You might be thinking, “Paul says that if his own teaching disagrees with the gospel, they should obey the gospel instead.” This is true, and we know when Paul saw the Apostle Peter acting in a way that was contrary to the gospel, he rebuked him. (Galatians 2:11-21) However, Paul never suggests that he is teaching anything other than the gospel of Christ. Note his reference to “what you received”. (Galatians 1:9) He refers on six other occasions to “my gospel” or “our gospel”. (Romans 2:16 and 16:25, 2 Corinthians 4:3, 1 Thessalonians 1:5, 2 Thessalonians 2:14, 2 Timothy 2:8) This is not because Paul believed the gospel belonged to him or the apostles personally, or because he thought that he came up with it. No, he was simply identifying his teachings with those of Jesus Christ. They were the true gospel, and what was being taught by others in a contrary manner was a false gospel.

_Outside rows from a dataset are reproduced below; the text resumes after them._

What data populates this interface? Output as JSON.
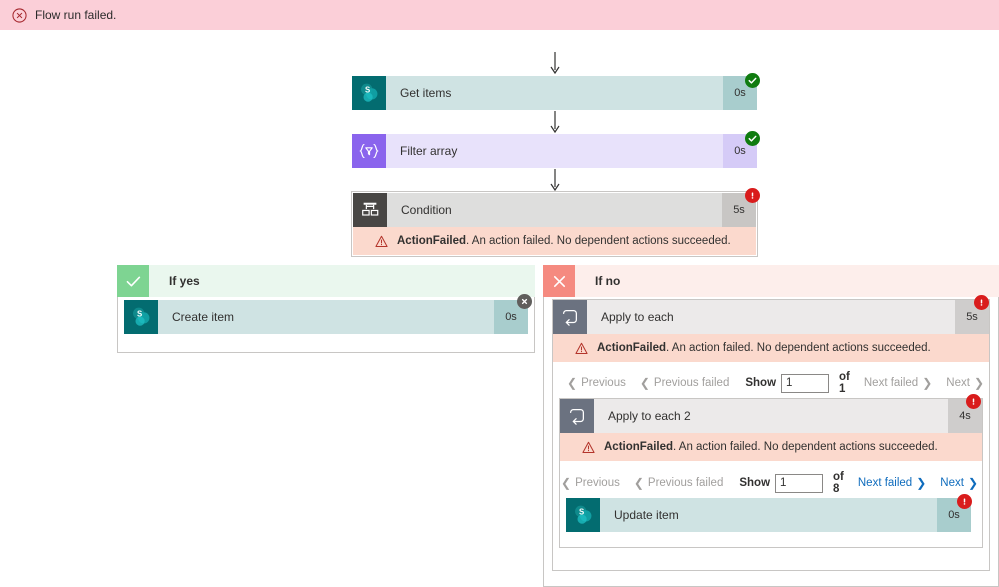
{
  "banner": {
    "icon": "error-circle-icon",
    "text": "Flow run failed."
  },
  "error_message": {
    "bold": "ActionFailed",
    "rest": ". An action failed. No dependent actions succeeded.",
    "icon": "warning-triangle-icon"
  },
  "flow": {
    "get_items": {
      "title": "Get items",
      "duration": "0s",
      "icon": "sharepoint-icon",
      "status": "succeeded"
    },
    "filter_array": {
      "title": "Filter array",
      "duration": "0s",
      "icon": "filter-array-icon",
      "status": "succeeded"
    },
    "condition": {
      "title": "Condition",
      "duration": "5s",
      "icon": "condition-icon",
      "status": "failed"
    },
    "if_yes": {
      "label": "If yes",
      "icon": "checkmark-icon"
    },
    "create_item": {
      "title": "Create item",
      "duration": "0s",
      "icon": "sharepoint-icon",
      "status": "skipped"
    },
    "if_no": {
      "label": "If no",
      "icon": "close-x-icon"
    },
    "apply_to_each": {
      "title": "Apply to each",
      "duration": "5s",
      "icon": "loop-icon",
      "status": "failed"
    },
    "apply_to_each_2": {
      "title": "Apply to each 2",
      "duration": "4s",
      "icon": "loop-icon",
      "status": "failed"
    },
    "update_item": {
      "title": "Update item",
      "duration": "0s",
      "icon": "sharepoint-icon",
      "status": "failed"
    }
  },
  "pager_1": {
    "previous": "Previous",
    "previous_failed": "Previous failed",
    "show": "Show",
    "value": "1",
    "of": "of 1",
    "next_failed": "Next failed",
    "next": "Next"
  },
  "pager_2": {
    "previous": "Previous",
    "previous_failed": "Previous failed",
    "show": "Show",
    "value": "1",
    "of": "of 8",
    "next_failed": "Next failed",
    "next": "Next"
  },
  "colors": {
    "banner_bg": "#fbcfd8",
    "error_red": "#d91c1c",
    "success_green": "#107c10",
    "skip_gray": "#605e5c",
    "link_blue": "#0f6cbd",
    "sharepoint_teal": "#036c70",
    "filter_purple": "#8a64ed",
    "error_strip_bg": "#fbd9cd"
  }
}
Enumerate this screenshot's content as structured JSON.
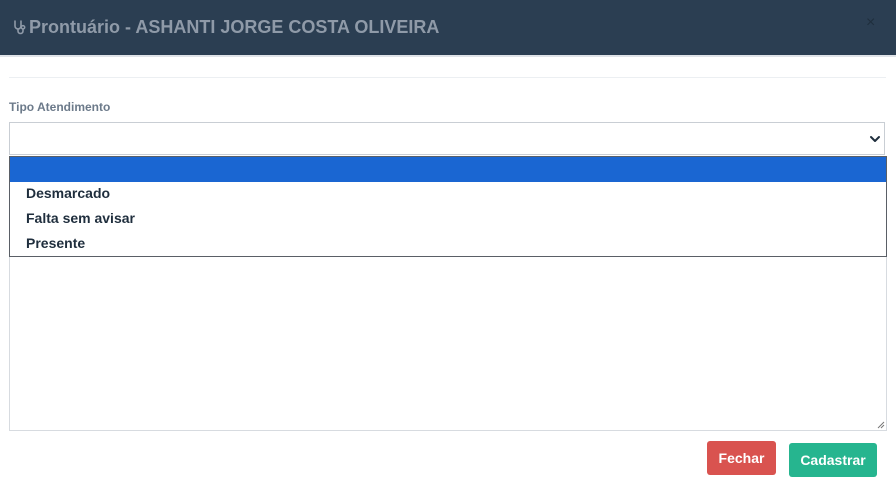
{
  "modal": {
    "title": "Prontuário - ASHANTI JORGE COSTA OLIVEIRA",
    "close_symbol": "×",
    "title_icon": "stethoscope-icon"
  },
  "form": {
    "tipo_atendimento_label": "Tipo Atendimento",
    "selected_value": "",
    "options": [
      "",
      "Desmarcado",
      "Falta sem avisar",
      "Presente"
    ]
  },
  "buttons": {
    "fechar_label": "Fechar",
    "cadastrar_label": "Cadastrar"
  },
  "colors": {
    "header_bg": "#2b3e52",
    "header_text": "#8f9aa8",
    "option_highlight": "#1a66d2",
    "fechar_bg": "#d9534f",
    "cadastrar_bg": "#26b58f"
  }
}
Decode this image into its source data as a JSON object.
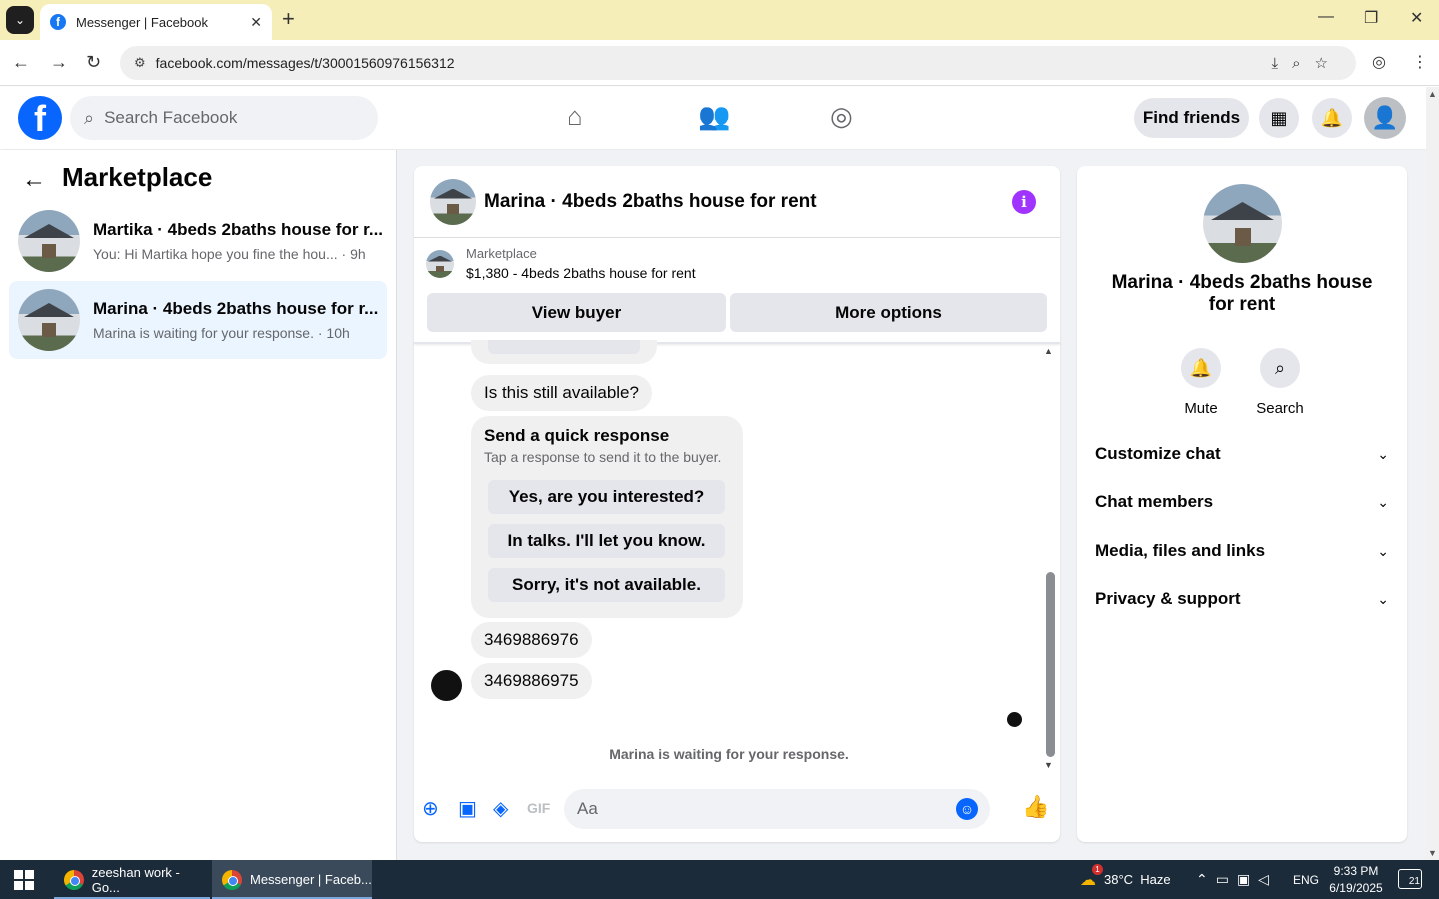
{
  "browser": {
    "tab_title": "Messenger | Facebook",
    "url": "facebook.com/messages/t/30001560976156312",
    "new_tab": "+",
    "close_tab": "✕"
  },
  "fb": {
    "search_placeholder": "Search Facebook",
    "find_friends": "Find friends"
  },
  "sidebar": {
    "title": "Marketplace",
    "conversations": [
      {
        "name": "Martika · 4beds 2baths house for r...",
        "preview": "You: Hi Martika hope you fine the hou... · 9h",
        "active": false
      },
      {
        "name": "Marina · 4beds 2baths house for r...",
        "preview": "Marina is waiting for your response. · 10h",
        "active": true
      }
    ]
  },
  "chat": {
    "title": "Marina · 4beds 2baths house for rent",
    "listing_label": "Marketplace",
    "listing_detail": "$1,380 - 4beds 2baths house for rent",
    "view_buyer": "View buyer",
    "more_options": "More options",
    "messages": {
      "still_available": "Is this still available?",
      "phone_1": "3469886976",
      "phone_2": "3469886975"
    },
    "quick_response": {
      "heading": "Send a quick response",
      "subtext": "Tap a response to send it to the buyer.",
      "options": [
        "Yes, are you interested?",
        "In talks. I'll let you know.",
        "Sorry, it's not available."
      ]
    },
    "waiting_note": "Marina is waiting for your response.",
    "input_placeholder": "Aa"
  },
  "info_panel": {
    "name": "Marina · 4beds 2baths house for rent",
    "actions": [
      {
        "label": "Mute",
        "icon": "bell-icon"
      },
      {
        "label": "Search",
        "icon": "search-icon"
      }
    ],
    "sections": [
      "Customize chat",
      "Chat members",
      "Media, files and links",
      "Privacy & support"
    ]
  },
  "taskbar": {
    "items": [
      {
        "label": "zeeshan work - Go..."
      },
      {
        "label": "Messenger | Faceb..."
      }
    ],
    "weather": "38°C  Haze",
    "language": "ENG",
    "time": "9:33 PM",
    "date": "6/19/2025",
    "notifications": "21",
    "weather_badge": "1"
  },
  "colors": {
    "fb_blue": "#0866ff",
    "active_convo": "#ebf5ff",
    "info_purple": "#a033ff"
  }
}
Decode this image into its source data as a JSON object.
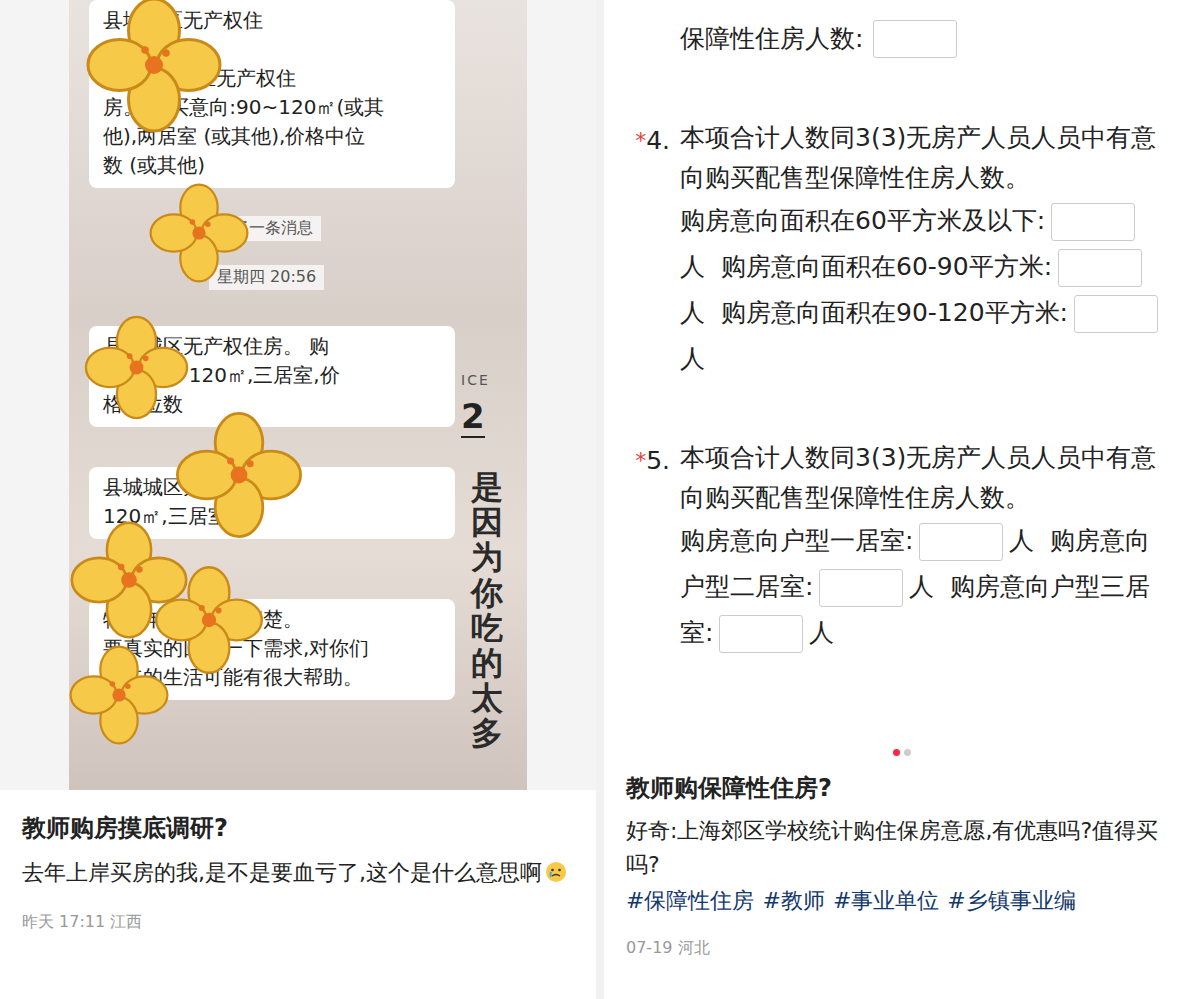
{
  "left_post": {
    "image": {
      "bubbles": [
        {
          "lines": [
            "县城城区无产权住",
            "有需 编辑:",
            "如: 县城城区无产权住",
            "房。 购买意向:90~120㎡(或其",
            "他),两居室 (或其他),价格中位",
            "数 (或其他)"
          ]
        },
        {
          "lines": [
            "县城城区无产权住房。 购",
            "买意向:9 120㎡,三居室,价",
            "格中位数"
          ]
        },
        {
          "lines": [
            "县城城区无产权住房。",
            "120㎡,三居室,"
          ]
        },
        {
          "lines": [
            "特别年轻人要看清楚。",
            "要真实的回复一下需求,对你们",
            "将来的生活可能有很大帮助。"
          ]
        }
      ],
      "notice": "回了一条消息",
      "timestamp": "星期四 20:56",
      "overlay_label": "ICE",
      "overlay_number": "2",
      "overlay_text": "是因为你吃的太多"
    },
    "title": "教师购房摸底调研?",
    "body": "去年上岸买房的我,是不是要血亏了,这个是什么意思啊",
    "footer": "昨天 17:11 江西"
  },
  "right_post": {
    "form": {
      "top_field": {
        "label": "保障性住房人数:"
      },
      "questions": [
        {
          "required": true,
          "star": "*",
          "number": "4.",
          "text": "本项合计人数同3(3)无房产人员人员中有意向购买配售型保障性住房人数。",
          "options": [
            {
              "label": "购房意向面积在60平方米及以下:",
              "unit": "人"
            },
            {
              "label": "购房意向面积在60-90平方米:",
              "unit": "人"
            },
            {
              "label": "购房意向面积在90-120平方米:",
              "unit": "人"
            }
          ]
        },
        {
          "required": true,
          "star": "*",
          "number": "5.",
          "text": "本项合计人数同3(3)无房产人员人员中有意向购买配售型保障性住房人数。",
          "options": [
            {
              "label": "购房意向户型一居室:",
              "unit": "人"
            },
            {
              "label": "购房意向户型二居室:",
              "unit": "人"
            },
            {
              "label": "购房意向户型三居室:",
              "unit": "人"
            }
          ]
        }
      ]
    },
    "dots": [
      {
        "selected": true
      },
      {
        "selected": false
      }
    ],
    "title": "教师购保障性住房?",
    "body": "好奇:上海郊区学校统计购住保房意愿,有优惠吗?值得买吗?",
    "tags": [
      "#保障性住房",
      "#教师",
      "#事业单位",
      "#乡镇事业编"
    ],
    "footer": "07-19 河北"
  }
}
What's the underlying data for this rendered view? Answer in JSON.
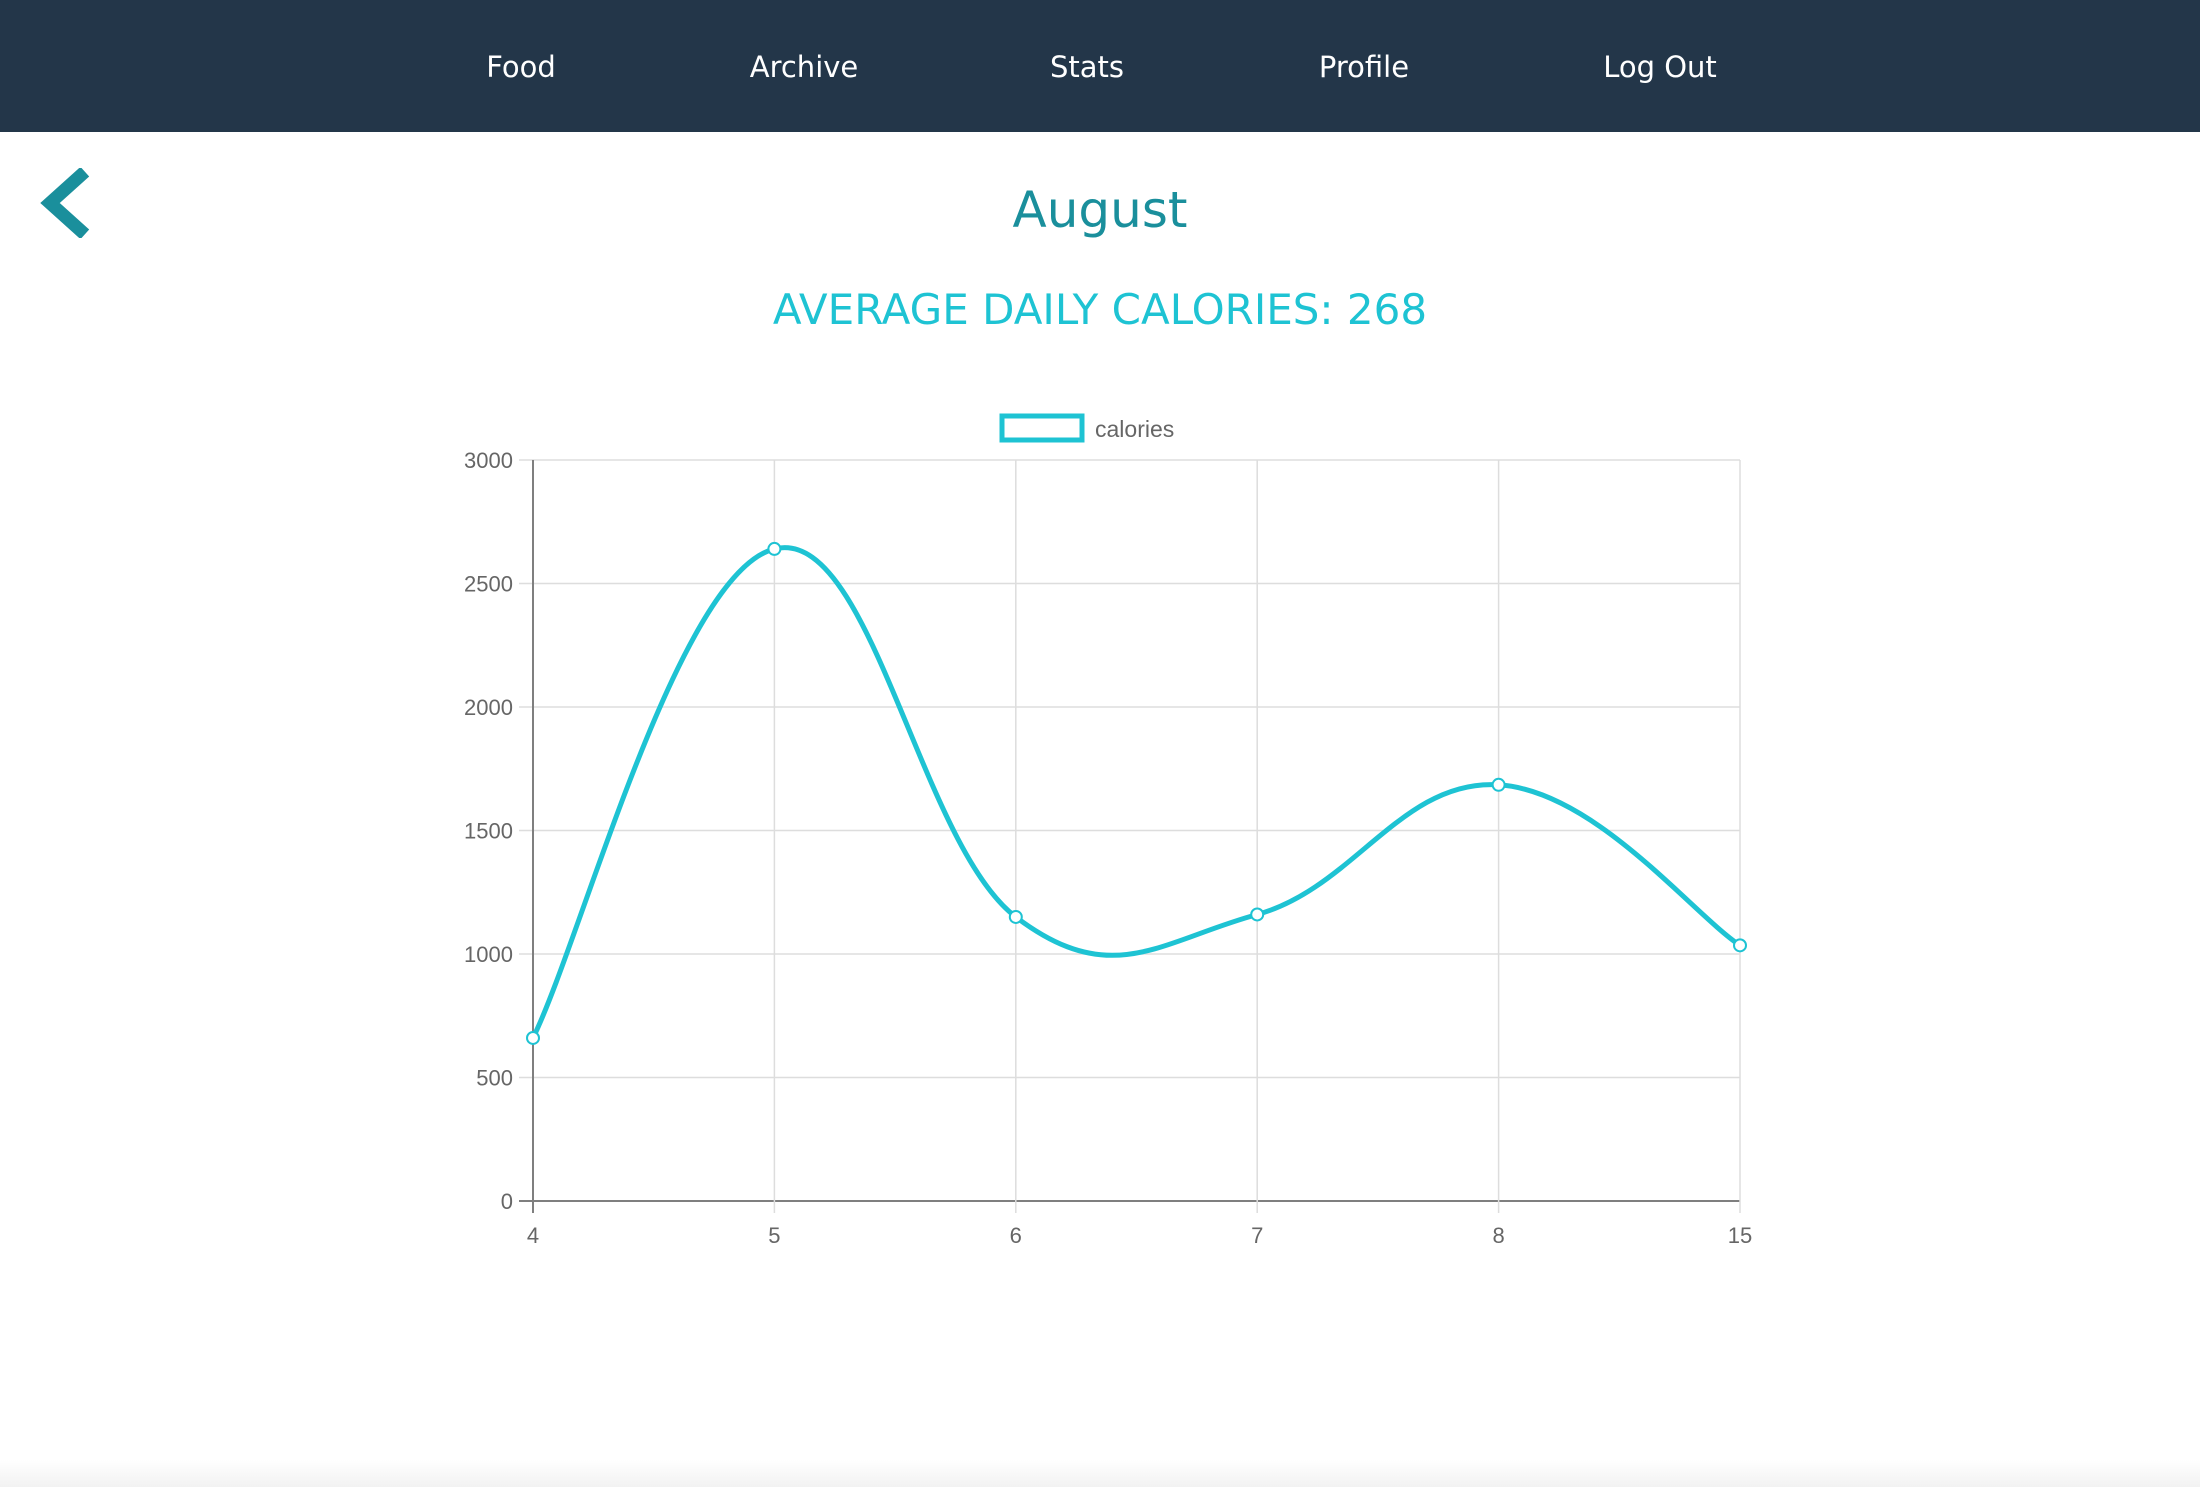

Note how Paul introduced himself to the Galatians in his letter: “Paul, an apostle (not sent from men nor through the agency of man, but through Jesus Christ and God the Father, who raised Him from the dead)…” (Galatians 1:1) He based his authority on the fact that he received his commission from God. Even as Jesus appointed the original apostles during his earthly ministry (Luke 6:13), Paul received a special commission directly from Christ (Acts 9:1-19, 1 Corinthians 9:1). This is why the apostles had a unique authority to proclaim the true gospel. We never read in scripture that they appointed other apostles after themselves, and indeed they could not have, because all the apostles were appointed directly by Christ. (The choice of Matthias as a replacement for Judas was revealed to the other apostles by God in Acts 1:21-26.)
We are told of the early Christians, “They were continually devoting themselves to the apostles’ teaching and to fellowship, to the breaking of bread and to prayer.” (Acts 2:42) When there was a controversy surrounding circumcision, “The apostles and the elders came together to look into this matter.” (Acts 15:6) They then sent out directions to all the churches. (Acts 15:22-30) No other ministers in Christian history have had this level of authority.
This is why it is necessary for us to accept the gospel as taught by the apostles. The principle of apostolic authority had a major impact on the creation of the New Testament canon. Only those books that were written by an apostle or a close associate of an apostle were accepted. (The Book of Hebrews was believed to fall into one of those two categories.) Likewise, only books that were in line with what the apostles taught were included.
The apostles existed for a short period of time to lay a firm foundation for Christian teaching, having experienced Christ firsthand and received a special commission directly from Him. As the Apostle Peter wrote, “For we did not follow cleverly devised tales when we made known to you the power and coming of our Lord Jesus Christ, but we were eyewitnesses of His majesty.” (2 Peter 1:16) That is why it is critical for us to accept not just any version of the gospel, but the one that was taught by the apostles, for they were inspired by the Holy Spirit. I believe this is what John meant when he said, “We are from God; he who knows God listens to us; he who is not from God does not listen to us.” (1 John 4:6a)
There you have it: six different marks of a true Christian. The person who has these things, according to John, may have assurance of eternal life. There are other passages in the New Testament that provide further assistance on this topic, but it is in 1 John that we receive the clearest summary of what it means to be in Christ.
All scripture quotations are from the New American Standard Bible, copyright The Lockman Foundation.